The Yerevan-based Nairit chemical giant and the Vanadzor-Khimprom plant located in the northern city of Vanadzor have a significant backlog of unpaid wages despite partly resuming operations this year. Both companies controlled by Russian investors were hit hard by the global financial crisis, laying off or sending on indefinite leave scores of workers.
Some 70 Nairit employees protested outside the main government building in Yerevan during a weekly session of Prime Minister Tigran Sargsyan’s cabinet. They said they have not been paid since the Nairit management paid June wage arrears to its 3,000 workers in July.
The protesters were allowed to enter the building and speak to Energy and Natural Resources Minister Armen Movsisian. “We come to work but don’t get paid,” one angry woman told him.
“Mr. Movsisian, don’t get us wrong, we can’t get by,” she said. “We just want what we have earned.”
“I can understand you,” replied Movsisian. He pledged to look into the matter and “answer all questions” in the next few days.
The Armenian government has a 10 percent stake in the Soviet-built company, which has repeatedly changed owners over the past two decades.
The Nairit protesters also said they and many of their colleagues were again sent on leave late last month.
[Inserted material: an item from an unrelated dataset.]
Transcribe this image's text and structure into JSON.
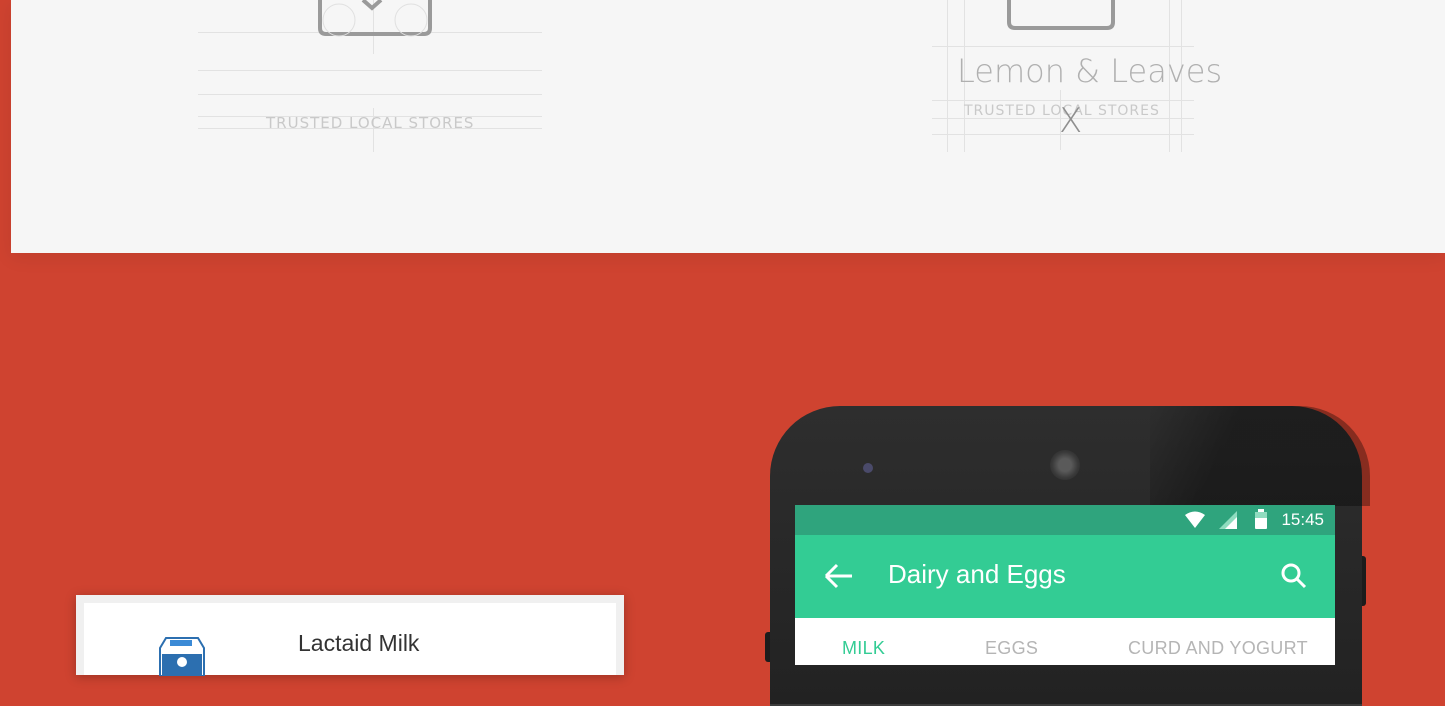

They claimed that the plant’s executive director, Armen Movsisian, is forcing them to sign documents saying that they stopped working voluntarily.
A similar number of mostly middle-aged chemical workers rallied outside the Vanadzor plant. “We haven’t been paid for seven months,” one of them told RFE/RL’s Armenian service. “If I got my wages, I would be able to take care of my winter expenses,” said another man.
Vanadzor-Khimprom’s chief executive, Aleksandr Snegirev, came out to talk to the protesters and invite them to his office for a discussion. “They promised to pay us in the next two days,” one worker told RFE/RL after the 20-minute meeting held behind the closed doors.
Vanadzor-Khimprom had laid off 600 of its 830 employees in late 2008 after halting production of calcium carbide and other chemicals. Most of them were reportedly rehired this summer as the company, which is Vanadzor’s largest employer, gradually resumed operations.
Snegirev said in August that Vanadzor-Khimprom will soon relaunch its carbide production line and is pressing ahead with plans to manufacture large amounts of mineral fertilizers. Movsisian visited the company and approved a rehabilitation plan drawn up by its management last month.
The energy minister, who oversees Armenia’s once thriving chemical industry, said on Thursday that the export-oriented sector has yet to emerge from the global recession.
“This sphere is the most difficult one as it doesn’t recover easily,” Movsisian told RFE/RL. “It’s not just Nairit’s problem. The same problem exists all over the world.”
“We are trying to work out a plan of actions to see how we can help them get out of this situation,” he said.
Official statistics show Armenian chemical output soaring by almost 28 percent year on year to 7.1 billion drams ($19.5 million) in the first nine months of this year. Production of synthetic rubber, Nairit’s main product, doubled in this period, according to the National Statistical Service (NSS).